When the letters "PC" or "P.C." appear after a business name in the U.S., it stands for "Professional Corporation." Entities that have registered as a professional corporation are required to identify themselves with PC when doing business. Registering as a PC has certain benefits and drawbacks.
Companies typically incorporate for one main reason: to protect themselves from liability. If a company goes bankrupt or is sued, the assets of the individual members, partners or owners are protected. For example, if you own a delivery company and one of your truck drivers causes a car accident, the damaged parties must sue the company. Even though you own the company, you will not be liable to pay out of your own pocket in the case of a lawsuit.
There are several common types of corporations. The type of corporate structuring that is most similar to a PC is an LLC, or a limited liability corporation. An LLC is taxed similarly to a sole proprietorship or a limited partnership (LP) but does not hold the individual members liable for the debts of the company.
A PC, however, is an entity type that is only available to certain licensed professionals, such as chiropractors, architects, medical professionals, accountants and attorneys.
Depending on the state, there are other types of entities that are similar to a PC, such as a Limited Liability Partnership (LLP) and a Professional Limited Liability Corporation (PLLC). These structures also protect corporations from the malpractice or negligence of individual members.
The most important way a PC varies from an LLC is in how liability is handled in the case of malpractice.
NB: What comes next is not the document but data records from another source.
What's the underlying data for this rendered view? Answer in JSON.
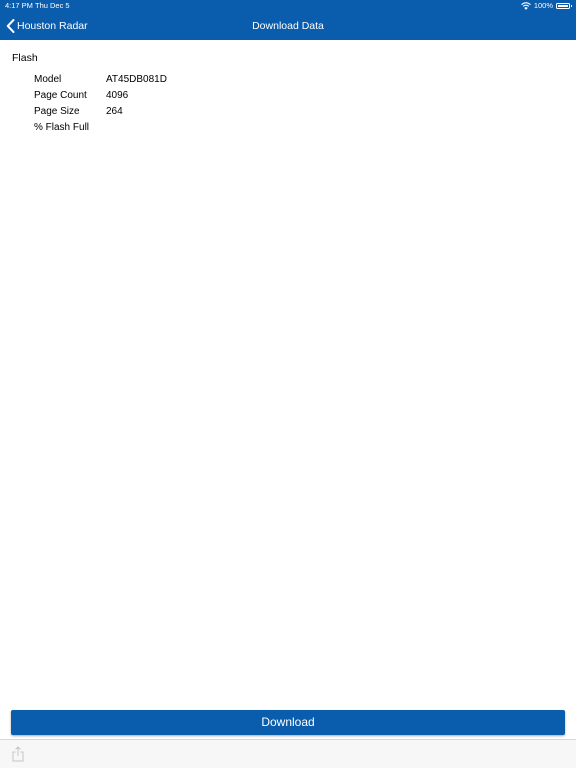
{
  "status_bar": {
    "time": "4:17 PM",
    "date": "Thu Dec 5",
    "battery": "100%",
    "icons": [
      "wifi-icon",
      "battery-icon"
    ]
  },
  "nav": {
    "back_label": "Houston Radar",
    "back_icon": "chevron-left-icon",
    "title": "Download Data"
  },
  "flash": {
    "title": "Flash",
    "rows": [
      {
        "label": "Model",
        "value": "AT45DB081D"
      },
      {
        "label": "Page Count",
        "value": "4096"
      },
      {
        "label": "Page Size",
        "value": "264"
      },
      {
        "label": "% Flash Full",
        "value": ""
      }
    ]
  },
  "download_label": "Download",
  "toolbar": {
    "share_icon": "share-icon"
  },
  "colors": {
    "accent": "#0a5cad",
    "background": "#ffffff",
    "toolbar_background": "#f7f7f7"
  }
}
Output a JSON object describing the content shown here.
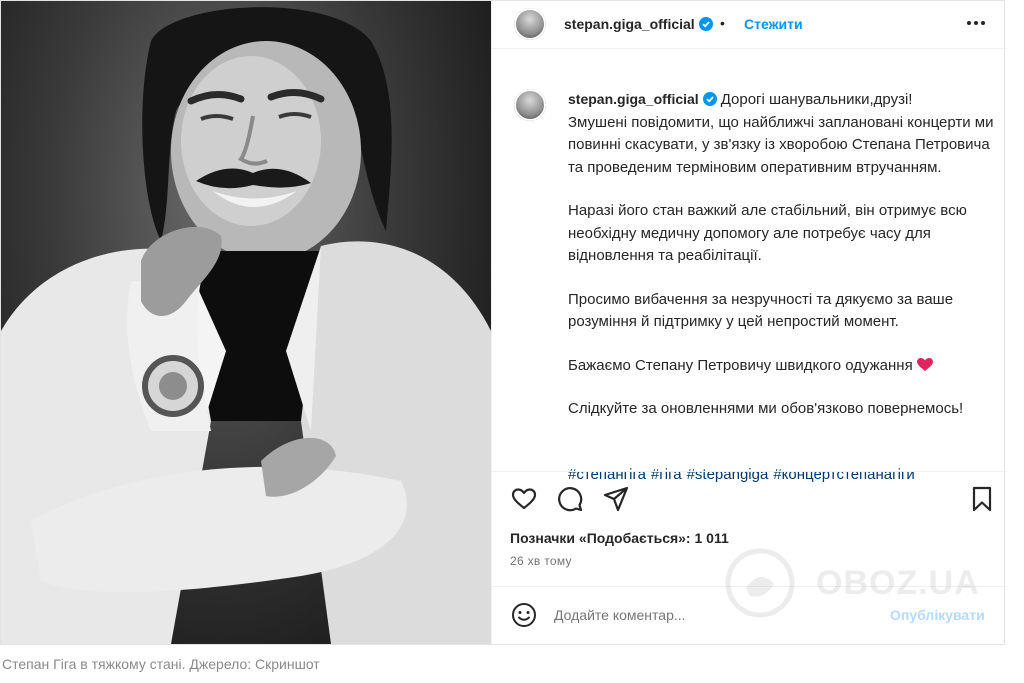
{
  "post": {
    "username": "stepan.giga_official",
    "follow_label": "Стежити",
    "dot": "•",
    "caption": {
      "username": "stepan.giga_official",
      "paragraphs": [
        "Дорогі шанувальники,друзі!\nЗмушені повідомити, що найближчі заплановані концерти ми повинні скасувати, у зв'язку із хворобою Степана Петровича та проведеним терміновим оперативним втручанням.",
        "Наразі його стан важкий але стабільний, він отримує всю необхідну медичну допомогу але потребує часу для відновлення та реабілітації.",
        "Просимо вибачення за незручності та дякуємо за ваше розуміння й підтримку у цей непростий момент.",
        "Бажаємо Степану Петровичу швидкого одужання",
        "Слідкуйте за оновленнями ми обов'язково повернемось!"
      ],
      "hashtags": [
        "#степангіга",
        "#гіга",
        "#stepangiga",
        "#концертстепанагіги"
      ]
    },
    "likes": "Позначки «Подобається»: 1 011",
    "time": "26 хв тому",
    "comment_placeholder": "Додайте коментар...",
    "publish_label": "Опублікувати",
    "icons": [
      "heart-icon",
      "comment-icon",
      "share-icon",
      "bookmark-icon",
      "more-icon",
      "emoji-icon",
      "verified-badge-icon"
    ],
    "colors": {
      "link": "#0095f6",
      "hashtag": "#00376b",
      "publish_disabled": "#b3dbff",
      "heart": "#e0245e"
    }
  },
  "watermark": "OBOZ.UA",
  "credit": "Степан Гіга в тяжкому стані. Джерело: Скриншот"
}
If a partner in a firm that is incorporated as a PC is sued for malpractice or negligence, the remaining partners who are not accused of wrongdoing cannot be held liable. For example, if an attorney is sued for acting in his own interest, the damaged party must sue the individual attorney rather than the firm itself.
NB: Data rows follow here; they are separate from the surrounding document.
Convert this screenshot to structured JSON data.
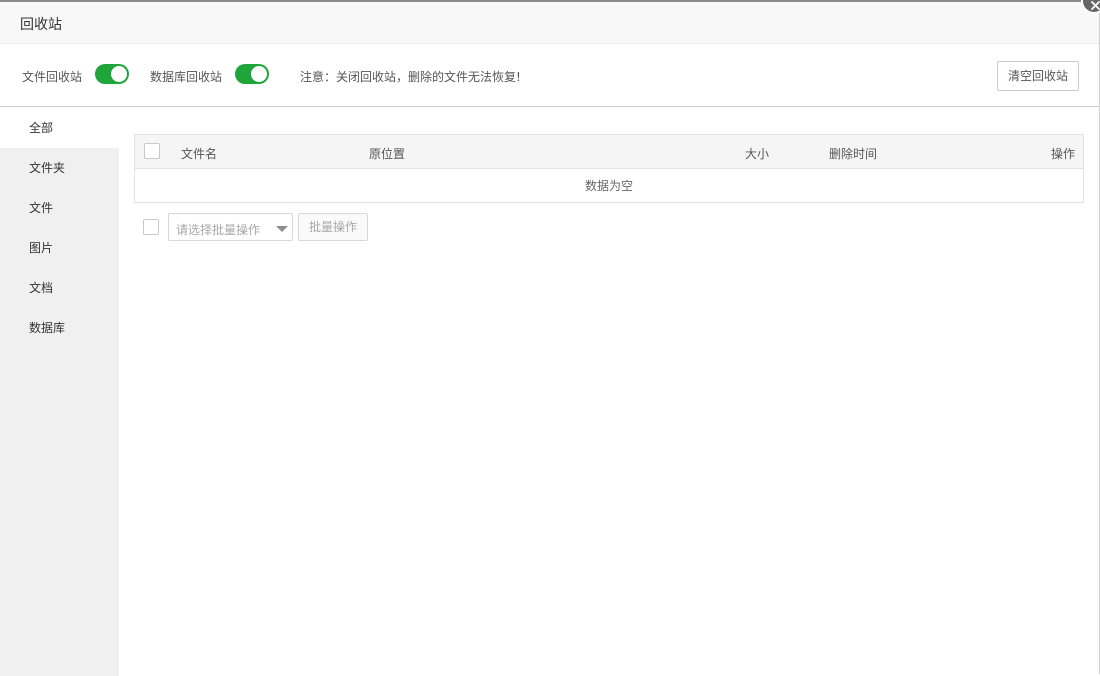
{
  "dialog": {
    "title": "回收站"
  },
  "toolbar": {
    "file_recycle_label": "文件回收站",
    "file_recycle_enabled": true,
    "db_recycle_label": "数据库回收站",
    "db_recycle_enabled": true,
    "note": "注意：关闭回收站，删除的文件无法恢复!",
    "clear_button": "清空回收站",
    "toggle_color": "#20a53a"
  },
  "sidebar": {
    "items": [
      {
        "label": "全部",
        "active": true
      },
      {
        "label": "文件夹"
      },
      {
        "label": "文件"
      },
      {
        "label": "图片"
      },
      {
        "label": "文档"
      },
      {
        "label": "数据库"
      }
    ]
  },
  "table": {
    "columns": {
      "name": "文件名",
      "location": "原位置",
      "size": "大小",
      "deleted_time": "删除时间",
      "actions": "操作"
    },
    "empty_text": "数据为空"
  },
  "batch": {
    "select_placeholder": "请选择批量操作",
    "button": "批量操作"
  }
}
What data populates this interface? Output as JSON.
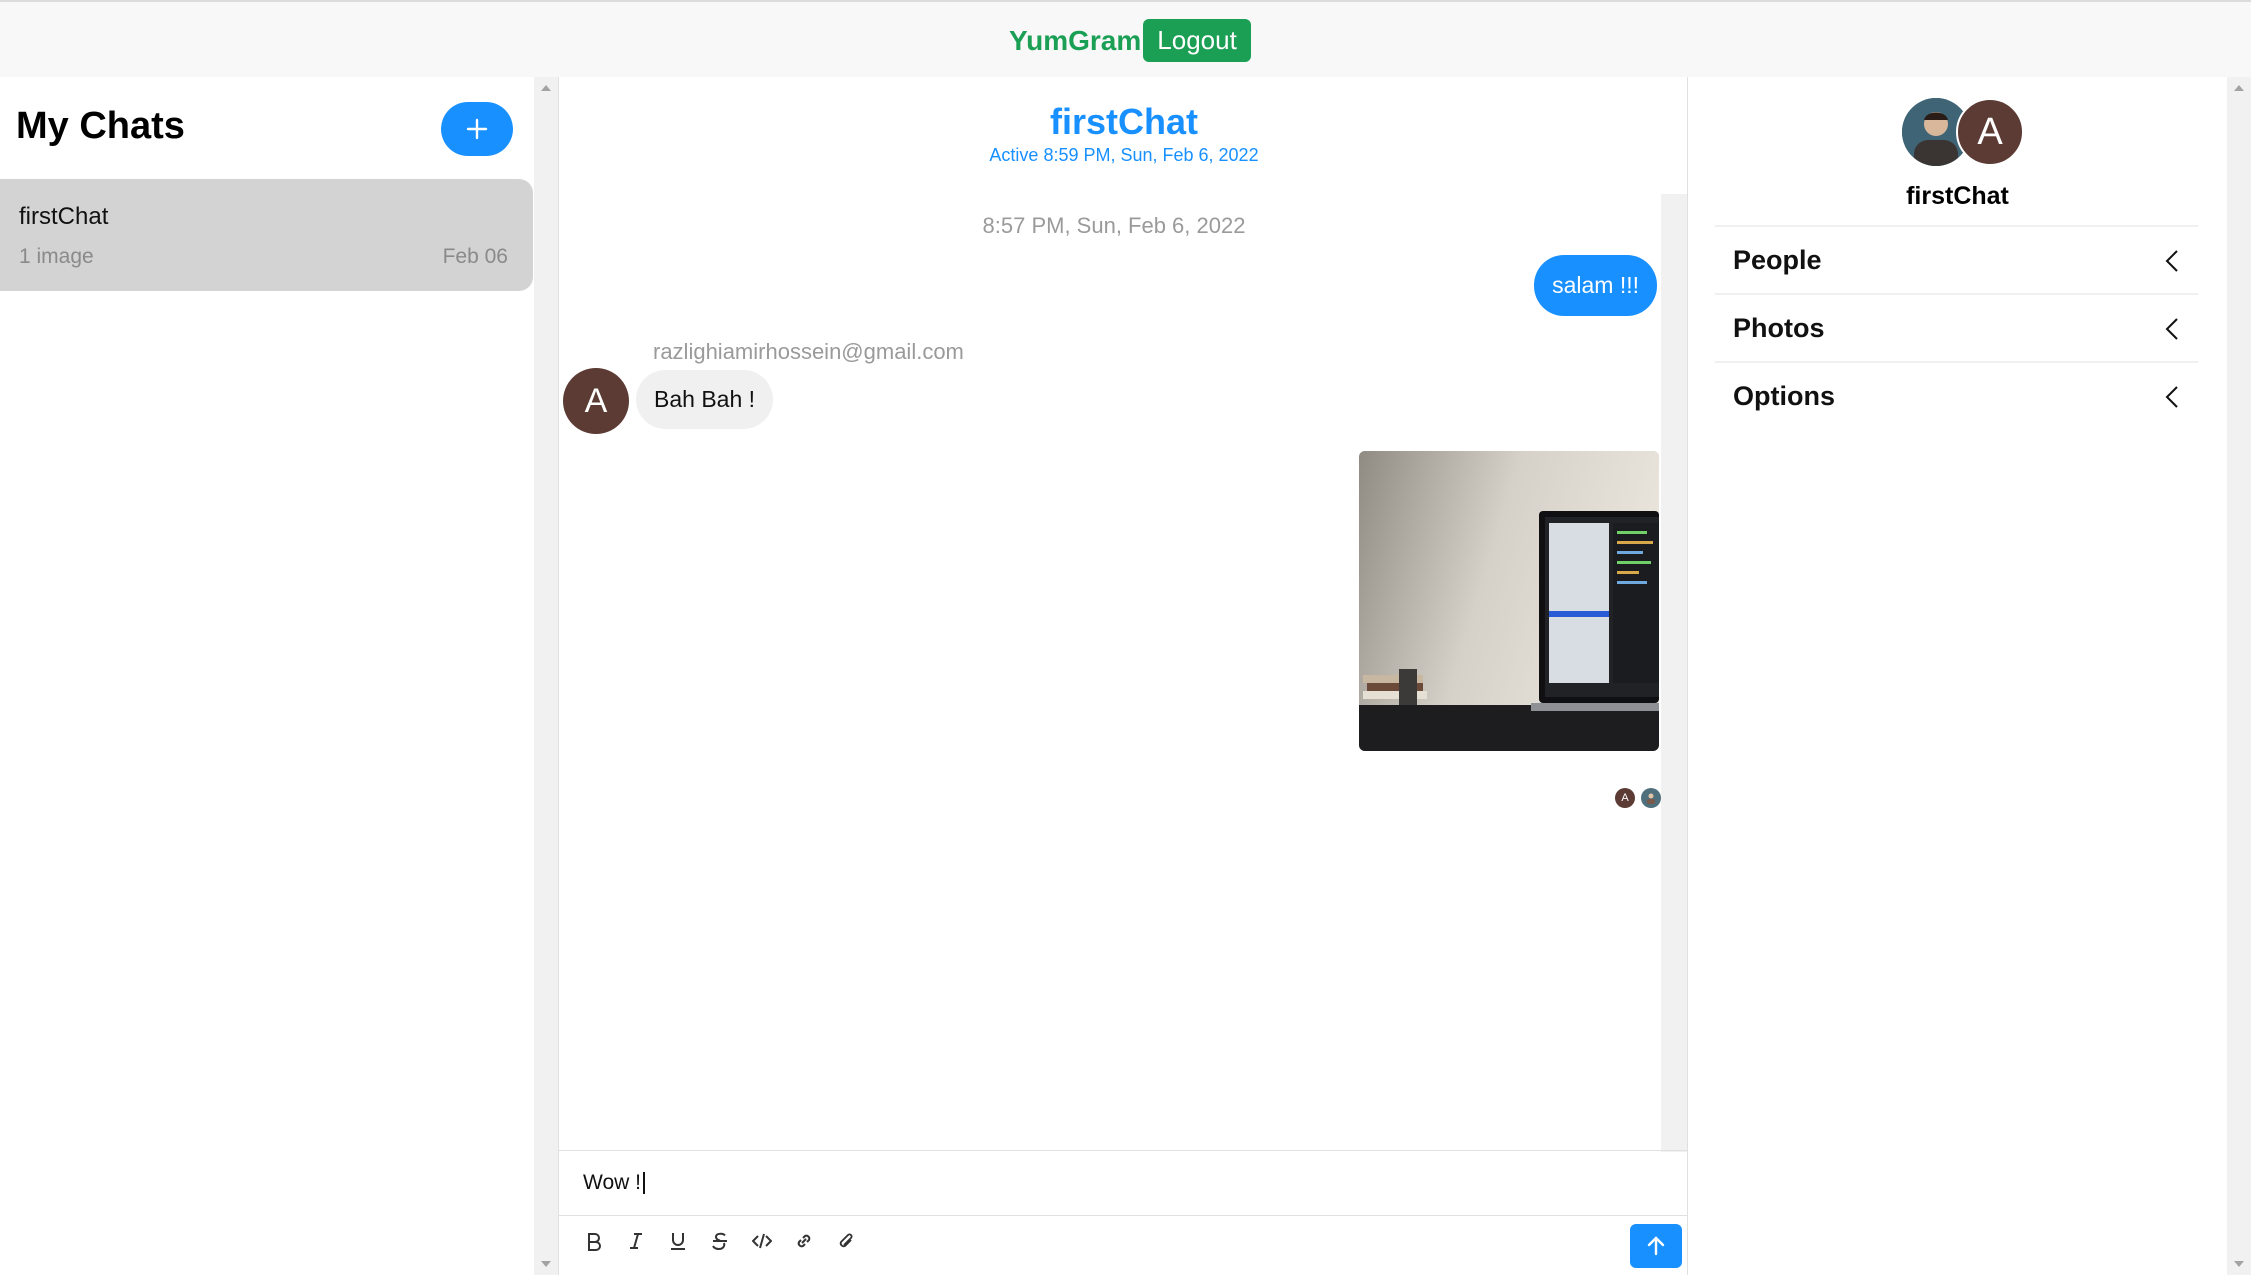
{
  "topbar": {
    "brand": "YumGram",
    "logout_label": "Logout"
  },
  "sidebar": {
    "title": "My Chats",
    "add_icon": "plus-icon",
    "chats": [
      {
        "title": "firstChat",
        "subtitle": "1 image",
        "date": "Feb 06"
      }
    ]
  },
  "chat": {
    "title": "firstChat",
    "active": "Active 8:59 PM, Sun, Feb 6, 2022",
    "date_divider": "8:57 PM, Sun, Feb 6, 2022",
    "messages": [
      {
        "from": "me",
        "text": "salam !!!"
      },
      {
        "from": "razlighiamirhossein@gmail.com",
        "avatar_letter": "A",
        "text": "Bah Bah !"
      }
    ],
    "read_receipts": [
      "A",
      ""
    ],
    "composer_value": "Wow !",
    "toolbar": [
      "bold-icon",
      "italic-icon",
      "underline-icon",
      "strikethrough-icon",
      "code-icon",
      "link-icon",
      "attachment-icon"
    ],
    "send_icon": "arrow-up-icon"
  },
  "details": {
    "avatar_letter": "A",
    "name": "firstChat",
    "sections": [
      "People",
      "Photos",
      "Options"
    ]
  },
  "colors": {
    "brand": "#1a9f54",
    "accent": "#1890ff",
    "avatar": "#5b3b34"
  }
}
When determining whether a suit should be brought against a company or an individual, plaintiffs must prove that the individual was working outside of the entity's corporate purpose and mission in order to sue an individual.
If a corporation is found to be a sham operation organized solely to protect the defendant from liability, a plaintiff can move to pierce the corporate veil. Because of this, it is important for PCs to follow the procedural expectations of a corporation by holding regular board meetings, establishing a corporate mission and adhering to accounting policies.